Sara Fay-George has edited a range of Shakespeare texts and not just his plays but his sonnets as well. Fay-George has brought together a selection of powerful exchanges between those male and female protagonists who love and loathe or challenge and resolve their differences. She creates a narrative that explores the power struggle between these female and male characters and weaves a dynamic action that draws us in and exposes the brilliance of Shakespeare’s perceptions about love and desire between two lovers.
The play opens with the moving vocals from (Khadija Sallet) a watcher or siren who, with her salt cellar, marks out the circular performing space and then seems to almost conjure up our players.

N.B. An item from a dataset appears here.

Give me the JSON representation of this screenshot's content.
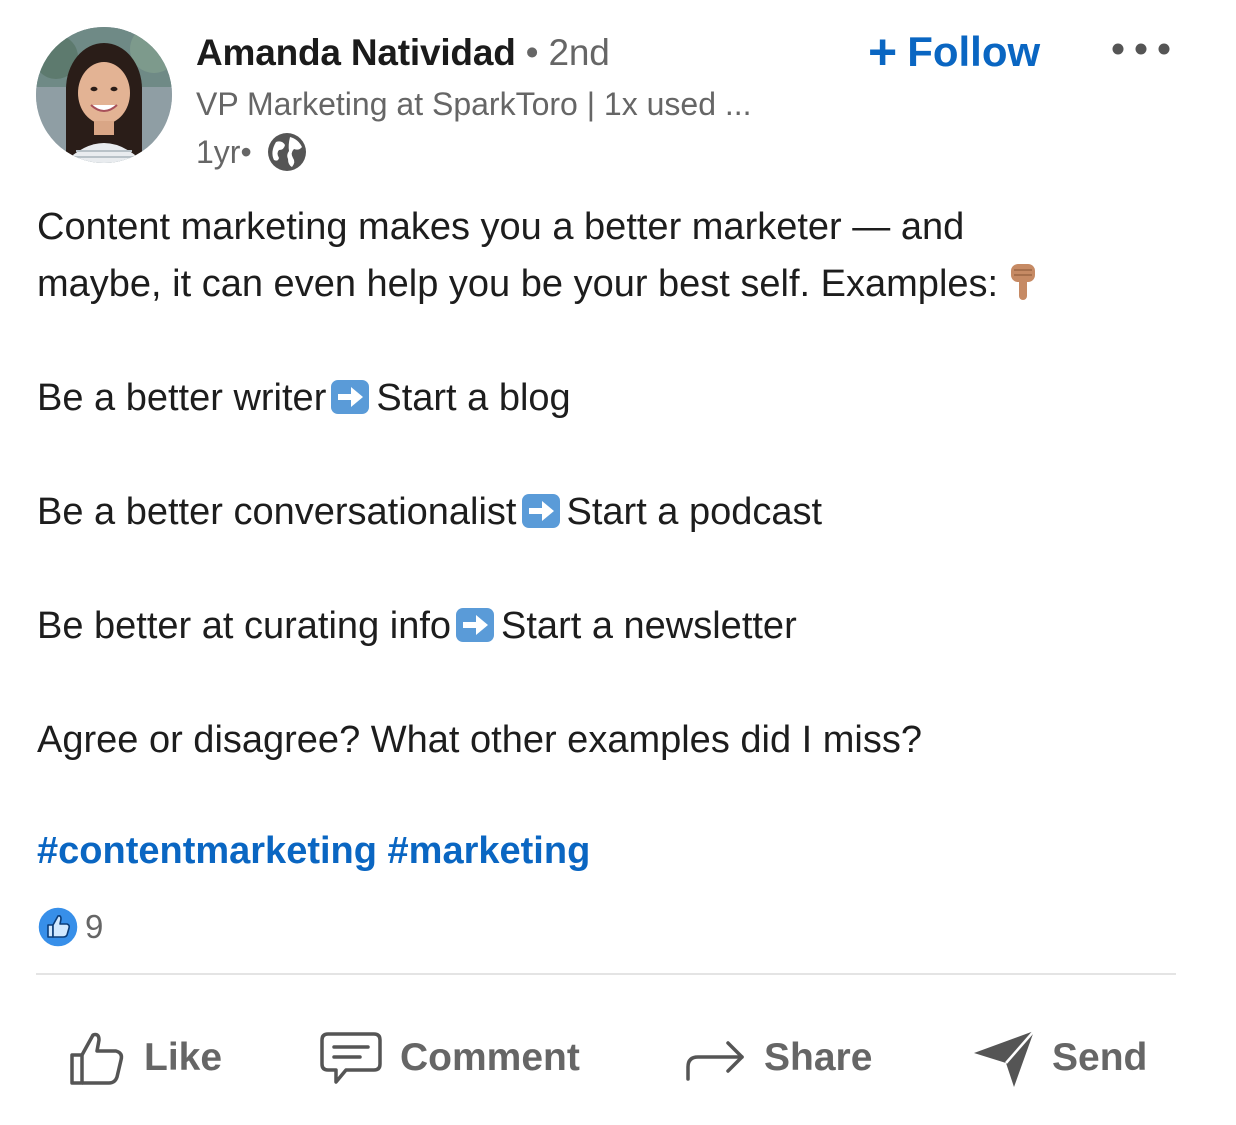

Then, like the gods of old, she promotes or provokes them before leaving them to their own vulnerable devices, only to watch them fall and rise and fall again – sport of the gods.
The performance ring suggests something of confinement, like a Sumo wrestling ring, but here the banter and exchanges force one or other of our protagonists to try to push themselves out of the ring at times yet in other moments they seem happy to be encircled. This is a story of love and division and each phase is marked by a bell being rung for yet another round of duologues that entice and repel one or other lover. No thought is content and many parts are played and certainly no tongue is held. In this confined circle all their worlds are staged and as neither will change for the other’s best virtue so they go on to challenge, probe, explore and match each other while they grapple with understanding what it is to love, to desire or to rule the other.
‘Thank you, you are not what you are’ sums it up as we come to see that men and women are no one thing – we are complex. Women are not always angels and men are not always heroes and in both we find the sweet and the sour.
The performances by Esther Sophia Artner and Mikaal Bates are superbly well sustained both in terms of their physicality and their delivery. They manage the text with great vocal dexterity revealing the gender dynamics that the Bard explored throughout his work and in the tragic or humorous extracts we see a balanced perception and an understanding of womankind. Subsequently the piece would suggest he was an early feminist whose women question villiany, injustice and refuse pity, rather they will challenge and force submission while demanding recognition to be loved, or to be listened to, or to lead – so like a man – ultimately we see that both parties are but errant knaves alike.
It is an impressive editing process to have worked through the Shakespeare cannon and then create a narrative that is dramatic and diverse in its emotional journey but ultimately, for me, it was more impressive than engaging, as the story of these two was rather overshadowed by the feat of the exercise in itself.
Running from August 2nd – 10th, 12th-17th
Greenside Infirmary Street at 18.30